Post Edited (CrohnsDaddy) : 11/6/2007 12:27:12 PM (GMT-7)
I'm already a co-pilot. :) It takes many years of service with an airline to get to Captain status. Yes, I do fly for a major airline. I haven't been with them long enough to qualify for much in the way of disability or sick time. The only thing I get is Pilot Mutual Aid. It helps, but it's not what I was making flying the line.
As far as flying anxiety, I've tried talking to many people about it over the years. I commute to work, so I'm constantly in the back of the aircraft (in uniform) listening to other passenger's horror stories, lost bags, complaints, missed flights, bad weather experiences, fear of flying, etc.

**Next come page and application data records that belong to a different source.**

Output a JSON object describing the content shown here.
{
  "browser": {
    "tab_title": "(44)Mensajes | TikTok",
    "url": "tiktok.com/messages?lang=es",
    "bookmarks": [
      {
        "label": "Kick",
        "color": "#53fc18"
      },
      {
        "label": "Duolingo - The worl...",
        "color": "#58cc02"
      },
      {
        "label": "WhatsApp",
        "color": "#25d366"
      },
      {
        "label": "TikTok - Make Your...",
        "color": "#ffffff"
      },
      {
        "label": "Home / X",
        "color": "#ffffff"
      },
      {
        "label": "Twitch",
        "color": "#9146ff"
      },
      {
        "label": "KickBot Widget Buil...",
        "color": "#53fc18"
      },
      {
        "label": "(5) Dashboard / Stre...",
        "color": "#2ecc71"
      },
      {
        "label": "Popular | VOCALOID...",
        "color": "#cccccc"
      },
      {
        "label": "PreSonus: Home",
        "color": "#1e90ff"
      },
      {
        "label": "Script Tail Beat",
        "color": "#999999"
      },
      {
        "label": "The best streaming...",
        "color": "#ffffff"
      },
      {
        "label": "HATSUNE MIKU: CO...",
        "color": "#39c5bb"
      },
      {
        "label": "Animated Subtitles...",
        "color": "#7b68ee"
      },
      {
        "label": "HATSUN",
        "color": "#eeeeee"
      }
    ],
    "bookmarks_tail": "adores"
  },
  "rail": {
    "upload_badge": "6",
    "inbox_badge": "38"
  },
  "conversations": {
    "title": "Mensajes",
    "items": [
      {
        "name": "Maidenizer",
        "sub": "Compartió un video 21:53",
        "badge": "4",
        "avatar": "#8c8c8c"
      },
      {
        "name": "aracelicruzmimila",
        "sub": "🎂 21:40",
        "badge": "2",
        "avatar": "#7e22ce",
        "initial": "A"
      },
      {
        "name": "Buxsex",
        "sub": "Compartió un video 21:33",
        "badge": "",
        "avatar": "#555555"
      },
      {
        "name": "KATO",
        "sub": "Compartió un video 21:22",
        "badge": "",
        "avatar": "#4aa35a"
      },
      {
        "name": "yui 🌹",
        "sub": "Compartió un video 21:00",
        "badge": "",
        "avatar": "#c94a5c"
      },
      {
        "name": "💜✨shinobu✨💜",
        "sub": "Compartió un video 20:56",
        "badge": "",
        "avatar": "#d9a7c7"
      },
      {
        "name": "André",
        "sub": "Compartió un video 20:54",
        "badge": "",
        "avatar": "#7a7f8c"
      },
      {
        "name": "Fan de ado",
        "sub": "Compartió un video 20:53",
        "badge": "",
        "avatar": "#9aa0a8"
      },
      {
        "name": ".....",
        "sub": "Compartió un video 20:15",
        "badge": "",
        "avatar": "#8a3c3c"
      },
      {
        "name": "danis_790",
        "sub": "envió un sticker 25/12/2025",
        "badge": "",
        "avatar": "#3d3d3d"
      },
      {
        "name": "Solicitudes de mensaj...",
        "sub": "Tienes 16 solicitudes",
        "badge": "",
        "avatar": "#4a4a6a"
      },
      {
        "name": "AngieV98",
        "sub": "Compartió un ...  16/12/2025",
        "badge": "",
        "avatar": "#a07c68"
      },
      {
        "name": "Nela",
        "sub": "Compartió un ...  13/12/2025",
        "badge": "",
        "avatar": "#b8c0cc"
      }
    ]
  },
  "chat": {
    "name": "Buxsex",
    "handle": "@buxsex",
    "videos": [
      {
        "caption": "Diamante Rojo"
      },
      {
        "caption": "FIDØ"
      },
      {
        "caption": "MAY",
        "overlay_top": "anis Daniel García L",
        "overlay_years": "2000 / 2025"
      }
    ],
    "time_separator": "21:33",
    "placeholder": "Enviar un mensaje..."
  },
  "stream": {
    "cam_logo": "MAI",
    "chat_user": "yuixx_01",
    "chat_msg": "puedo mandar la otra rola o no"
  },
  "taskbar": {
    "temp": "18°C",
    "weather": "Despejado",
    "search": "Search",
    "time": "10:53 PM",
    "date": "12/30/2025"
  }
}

While I do try to listen to each one as sympathetically as possible, I must say that I'm a pilot, not a therapist, and not only do I get tired of listening to the tirades, my ability to help hasn't been great. Especially when it comes to fear of flying. It's kinda like this.... I try to explain what it's like to have Crohn's to my wife. While she generally nods and says "uh huh", she can't really understand what it's like unless she could "walk a mile in my shoes." The same can be said of the fear of flying. I grew up flying on airplanes. To me, it's just as natural as getting in a car and going for a ride. So it's very difficult for me to relate to someone that has fear/anxiety about flying when to me it's like breathing air; it's hard to tell someone how to get passed a problem that I simply can not relate to. about the only advice I can offer is to get on the airplane, enjoy the ride, and do it as frequently as you can. That which we are familiar with becomes harder to fear.
Well, I'm off to my GI appointment. :/
Gallbladder problems are pretty common in IBD patients, I think. I found out in the hospital that I have a gall stone. I found out today that it's 2.9cm. Yowza! My GI's opionion is that as long as it's not bothering me, we should leave it alone. That's fine by me. I have enough other problems to deal with.
Have you and an upper endoscopy or an upper GI with SBFT? Those are both common tests to check out the rest of your digestive track.
Regarding probiotics, here's an excellent link you should read...when the page loads in, scroll to the top of the page to read the article from the beginning...
I just joined this website and read what you last wrote.I'm sorry that you have to deal with CD and can't work.I saw that you started taking entocort.I used to take that for some time.Did you know that it is a mild steriod?Be carefull with steriods.They may seem like an easy solution,but using certain steroids can have lasting effects.I would cation you not to take prednisone if it is ever suggested,at least not high doses for long periods of time.I now first hand what it can do to you.I just wanted to voice my concern and opinions.If you would like to reply to me,I would be glad to talk to you and answer any questions you may have.Try to have a nice day.
CrohnsDaddy, if I missed it in your original post, please forgive me. Did you also have an upper GI or endoscopy with your colonoscopy? My CD originated in the section where the ileum and colon connect, so it was very hard to find with standard tests. This of course was in '89, so had an upper GI then a lovely barium enema. They found nothing until on the second BE they pushed air through to pass between the colon and small intestine. That's when they found it.
My more recent endoscopy and colonoscopy (in the same day fun!) covered everything, but I have no ileum anymore and only about 2/3 of my jejunum. I'm on Pentasa as well since my CD is still in my small intestine mainly. You might think about taking an anti-gas med when you first start it if it gives you tummy pain (not normal CD cramping). I took Prilosec for a week as I had developed a touch of Gastritis from the CD flare etc.
Anyway, sorry for the ramblings lol. I hope all works out for you with the new meds.